    Beijing has accused Washington of meddling in the regional issues and deliberately stirring up tensions in the disputed waters.

    The US military announced last week that it will start formal talks with South Korea on placing an anti-missile system on North Korea's doorstep, not far from the Chinese mainland.

    The Terminal High Altitude Area Defense System (THAAD) is designed to shoot down ballistic missiles in their terminal phase using a hit-to-kill approach.

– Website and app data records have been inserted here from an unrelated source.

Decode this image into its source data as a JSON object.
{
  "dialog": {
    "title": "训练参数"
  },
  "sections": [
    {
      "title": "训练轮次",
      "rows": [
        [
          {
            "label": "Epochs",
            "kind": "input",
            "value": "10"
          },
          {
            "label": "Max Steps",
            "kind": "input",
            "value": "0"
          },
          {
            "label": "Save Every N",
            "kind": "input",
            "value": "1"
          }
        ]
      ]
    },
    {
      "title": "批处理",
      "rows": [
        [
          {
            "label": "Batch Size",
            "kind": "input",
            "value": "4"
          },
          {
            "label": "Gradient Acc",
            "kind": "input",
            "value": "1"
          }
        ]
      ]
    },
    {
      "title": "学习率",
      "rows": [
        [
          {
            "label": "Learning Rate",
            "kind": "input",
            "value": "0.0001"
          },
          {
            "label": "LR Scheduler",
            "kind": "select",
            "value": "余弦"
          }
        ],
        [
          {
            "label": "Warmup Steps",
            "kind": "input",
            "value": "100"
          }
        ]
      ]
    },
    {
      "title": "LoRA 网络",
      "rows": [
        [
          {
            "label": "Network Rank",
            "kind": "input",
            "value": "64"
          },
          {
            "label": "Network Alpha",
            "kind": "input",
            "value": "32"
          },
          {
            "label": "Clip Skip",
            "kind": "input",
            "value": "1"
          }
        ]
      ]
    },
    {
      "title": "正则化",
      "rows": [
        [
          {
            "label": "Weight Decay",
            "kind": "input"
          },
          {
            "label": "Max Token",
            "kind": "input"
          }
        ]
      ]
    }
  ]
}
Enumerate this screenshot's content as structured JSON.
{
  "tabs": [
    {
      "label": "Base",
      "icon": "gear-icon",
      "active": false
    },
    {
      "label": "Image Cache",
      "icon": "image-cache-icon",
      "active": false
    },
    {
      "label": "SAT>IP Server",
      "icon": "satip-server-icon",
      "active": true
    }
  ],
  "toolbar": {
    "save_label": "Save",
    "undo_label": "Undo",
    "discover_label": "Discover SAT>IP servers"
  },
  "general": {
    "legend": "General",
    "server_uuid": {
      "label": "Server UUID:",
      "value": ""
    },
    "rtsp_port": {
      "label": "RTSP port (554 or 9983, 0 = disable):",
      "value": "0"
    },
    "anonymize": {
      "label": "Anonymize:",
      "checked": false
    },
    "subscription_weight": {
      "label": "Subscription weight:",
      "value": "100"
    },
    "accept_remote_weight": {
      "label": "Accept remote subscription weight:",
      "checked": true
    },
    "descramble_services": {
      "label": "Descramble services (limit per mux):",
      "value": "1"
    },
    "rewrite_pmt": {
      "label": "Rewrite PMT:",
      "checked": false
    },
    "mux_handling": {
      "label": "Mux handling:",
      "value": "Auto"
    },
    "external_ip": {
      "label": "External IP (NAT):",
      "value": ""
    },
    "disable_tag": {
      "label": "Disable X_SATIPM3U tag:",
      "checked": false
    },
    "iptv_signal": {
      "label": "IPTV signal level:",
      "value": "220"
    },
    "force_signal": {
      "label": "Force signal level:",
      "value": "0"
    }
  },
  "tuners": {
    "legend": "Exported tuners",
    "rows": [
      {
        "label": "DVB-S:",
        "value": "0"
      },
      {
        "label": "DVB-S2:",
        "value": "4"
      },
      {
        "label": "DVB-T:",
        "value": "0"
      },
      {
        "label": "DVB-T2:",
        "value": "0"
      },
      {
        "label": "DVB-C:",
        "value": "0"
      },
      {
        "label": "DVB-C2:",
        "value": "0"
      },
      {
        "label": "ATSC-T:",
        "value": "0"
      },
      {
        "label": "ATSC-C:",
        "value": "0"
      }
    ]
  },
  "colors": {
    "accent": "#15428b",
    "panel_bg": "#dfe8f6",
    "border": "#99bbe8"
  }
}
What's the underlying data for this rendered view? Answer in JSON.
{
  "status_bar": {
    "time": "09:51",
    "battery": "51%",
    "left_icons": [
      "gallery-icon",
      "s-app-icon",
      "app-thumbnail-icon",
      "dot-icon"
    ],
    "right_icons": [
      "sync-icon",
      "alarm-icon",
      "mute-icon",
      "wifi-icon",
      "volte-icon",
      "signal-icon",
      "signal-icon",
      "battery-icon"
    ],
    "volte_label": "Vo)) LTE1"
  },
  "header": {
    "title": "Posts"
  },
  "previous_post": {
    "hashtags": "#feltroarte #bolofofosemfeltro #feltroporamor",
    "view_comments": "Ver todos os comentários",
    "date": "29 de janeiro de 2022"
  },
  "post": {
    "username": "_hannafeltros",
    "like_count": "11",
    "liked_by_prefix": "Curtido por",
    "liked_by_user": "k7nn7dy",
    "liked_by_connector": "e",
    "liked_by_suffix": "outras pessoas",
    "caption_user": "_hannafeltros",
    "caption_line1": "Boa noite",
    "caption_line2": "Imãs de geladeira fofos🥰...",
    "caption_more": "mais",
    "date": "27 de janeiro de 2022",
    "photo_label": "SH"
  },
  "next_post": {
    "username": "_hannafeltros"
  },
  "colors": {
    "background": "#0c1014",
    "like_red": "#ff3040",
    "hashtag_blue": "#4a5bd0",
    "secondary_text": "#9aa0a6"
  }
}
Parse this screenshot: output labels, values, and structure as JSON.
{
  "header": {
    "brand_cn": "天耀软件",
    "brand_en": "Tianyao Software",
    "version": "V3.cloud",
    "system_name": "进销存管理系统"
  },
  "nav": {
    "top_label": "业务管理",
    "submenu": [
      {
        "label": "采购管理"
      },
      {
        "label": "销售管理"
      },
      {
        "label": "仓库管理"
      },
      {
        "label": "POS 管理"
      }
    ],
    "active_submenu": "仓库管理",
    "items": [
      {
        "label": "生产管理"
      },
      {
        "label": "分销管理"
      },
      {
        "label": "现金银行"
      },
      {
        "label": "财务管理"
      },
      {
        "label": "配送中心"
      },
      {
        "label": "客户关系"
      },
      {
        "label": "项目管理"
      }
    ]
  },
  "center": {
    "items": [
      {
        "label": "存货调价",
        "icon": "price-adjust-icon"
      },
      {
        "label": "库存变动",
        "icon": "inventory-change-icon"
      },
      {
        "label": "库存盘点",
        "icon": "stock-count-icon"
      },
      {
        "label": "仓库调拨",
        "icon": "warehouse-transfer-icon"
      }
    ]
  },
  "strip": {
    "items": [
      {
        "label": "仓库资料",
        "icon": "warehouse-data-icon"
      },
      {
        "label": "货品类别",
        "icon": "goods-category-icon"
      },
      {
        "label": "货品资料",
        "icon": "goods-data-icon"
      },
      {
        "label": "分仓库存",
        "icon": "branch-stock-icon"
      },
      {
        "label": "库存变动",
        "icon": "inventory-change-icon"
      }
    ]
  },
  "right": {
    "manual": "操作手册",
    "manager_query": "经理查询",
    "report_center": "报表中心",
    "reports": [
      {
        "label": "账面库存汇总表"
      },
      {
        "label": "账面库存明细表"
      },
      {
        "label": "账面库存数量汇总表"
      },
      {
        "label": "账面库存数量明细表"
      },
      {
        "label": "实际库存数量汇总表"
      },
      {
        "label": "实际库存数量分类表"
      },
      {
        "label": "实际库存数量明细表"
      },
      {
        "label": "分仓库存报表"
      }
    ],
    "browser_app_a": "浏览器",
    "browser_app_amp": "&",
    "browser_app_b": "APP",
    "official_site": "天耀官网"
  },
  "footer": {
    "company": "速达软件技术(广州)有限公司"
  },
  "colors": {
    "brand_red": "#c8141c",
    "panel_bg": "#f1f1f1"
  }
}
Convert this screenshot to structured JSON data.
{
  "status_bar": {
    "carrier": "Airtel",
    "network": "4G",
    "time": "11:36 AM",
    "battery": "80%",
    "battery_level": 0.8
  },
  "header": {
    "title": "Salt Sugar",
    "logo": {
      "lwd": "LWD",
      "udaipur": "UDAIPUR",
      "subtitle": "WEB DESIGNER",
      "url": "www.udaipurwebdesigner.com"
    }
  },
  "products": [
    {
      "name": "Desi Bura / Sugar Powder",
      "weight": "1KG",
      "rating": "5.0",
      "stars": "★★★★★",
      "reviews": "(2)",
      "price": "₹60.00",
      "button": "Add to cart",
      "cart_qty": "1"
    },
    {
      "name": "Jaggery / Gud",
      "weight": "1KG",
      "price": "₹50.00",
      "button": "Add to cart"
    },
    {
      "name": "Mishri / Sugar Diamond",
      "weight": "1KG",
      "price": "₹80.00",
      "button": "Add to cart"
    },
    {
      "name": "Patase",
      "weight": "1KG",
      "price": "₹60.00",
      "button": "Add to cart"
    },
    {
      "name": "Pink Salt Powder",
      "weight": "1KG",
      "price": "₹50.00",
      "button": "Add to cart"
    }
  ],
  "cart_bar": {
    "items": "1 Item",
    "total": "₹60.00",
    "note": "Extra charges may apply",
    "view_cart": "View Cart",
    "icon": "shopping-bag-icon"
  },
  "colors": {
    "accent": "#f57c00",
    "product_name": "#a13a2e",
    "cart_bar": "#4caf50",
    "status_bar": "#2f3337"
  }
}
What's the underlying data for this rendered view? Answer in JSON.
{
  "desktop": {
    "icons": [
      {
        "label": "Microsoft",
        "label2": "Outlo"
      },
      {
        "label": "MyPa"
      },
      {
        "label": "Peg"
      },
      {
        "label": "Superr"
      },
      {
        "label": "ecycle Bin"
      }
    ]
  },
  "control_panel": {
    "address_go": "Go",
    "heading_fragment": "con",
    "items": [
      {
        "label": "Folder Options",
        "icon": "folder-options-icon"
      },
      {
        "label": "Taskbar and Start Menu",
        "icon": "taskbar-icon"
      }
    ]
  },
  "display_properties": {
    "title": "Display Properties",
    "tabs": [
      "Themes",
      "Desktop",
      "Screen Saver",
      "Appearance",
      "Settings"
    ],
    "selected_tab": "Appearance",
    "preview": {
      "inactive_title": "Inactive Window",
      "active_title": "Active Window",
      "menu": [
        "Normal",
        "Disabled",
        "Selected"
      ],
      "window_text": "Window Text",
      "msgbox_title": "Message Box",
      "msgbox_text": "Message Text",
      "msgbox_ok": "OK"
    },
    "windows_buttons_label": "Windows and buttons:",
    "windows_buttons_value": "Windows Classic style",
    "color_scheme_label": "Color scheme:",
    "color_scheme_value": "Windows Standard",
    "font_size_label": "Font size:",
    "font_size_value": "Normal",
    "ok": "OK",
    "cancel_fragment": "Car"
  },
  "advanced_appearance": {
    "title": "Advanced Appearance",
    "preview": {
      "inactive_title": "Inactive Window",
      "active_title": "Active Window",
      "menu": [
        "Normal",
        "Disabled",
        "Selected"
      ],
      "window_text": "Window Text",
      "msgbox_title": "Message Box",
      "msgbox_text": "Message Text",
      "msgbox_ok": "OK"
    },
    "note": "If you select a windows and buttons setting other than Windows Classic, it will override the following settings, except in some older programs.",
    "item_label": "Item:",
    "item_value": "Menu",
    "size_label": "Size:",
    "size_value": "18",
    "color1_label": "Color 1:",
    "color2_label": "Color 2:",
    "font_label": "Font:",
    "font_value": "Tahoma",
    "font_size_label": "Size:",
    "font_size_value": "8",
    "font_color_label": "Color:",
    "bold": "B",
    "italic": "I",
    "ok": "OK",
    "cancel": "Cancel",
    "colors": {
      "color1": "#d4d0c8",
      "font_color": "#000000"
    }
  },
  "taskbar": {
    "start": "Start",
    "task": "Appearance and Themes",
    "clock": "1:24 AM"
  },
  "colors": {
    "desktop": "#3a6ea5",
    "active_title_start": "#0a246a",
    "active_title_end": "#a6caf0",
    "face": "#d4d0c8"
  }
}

    On Monday, China said the possible US deployment of THAAD to the Korean Peninsula is a threat to China's strategic interests, and Beijing will not allow its “national security interests to be damaged.”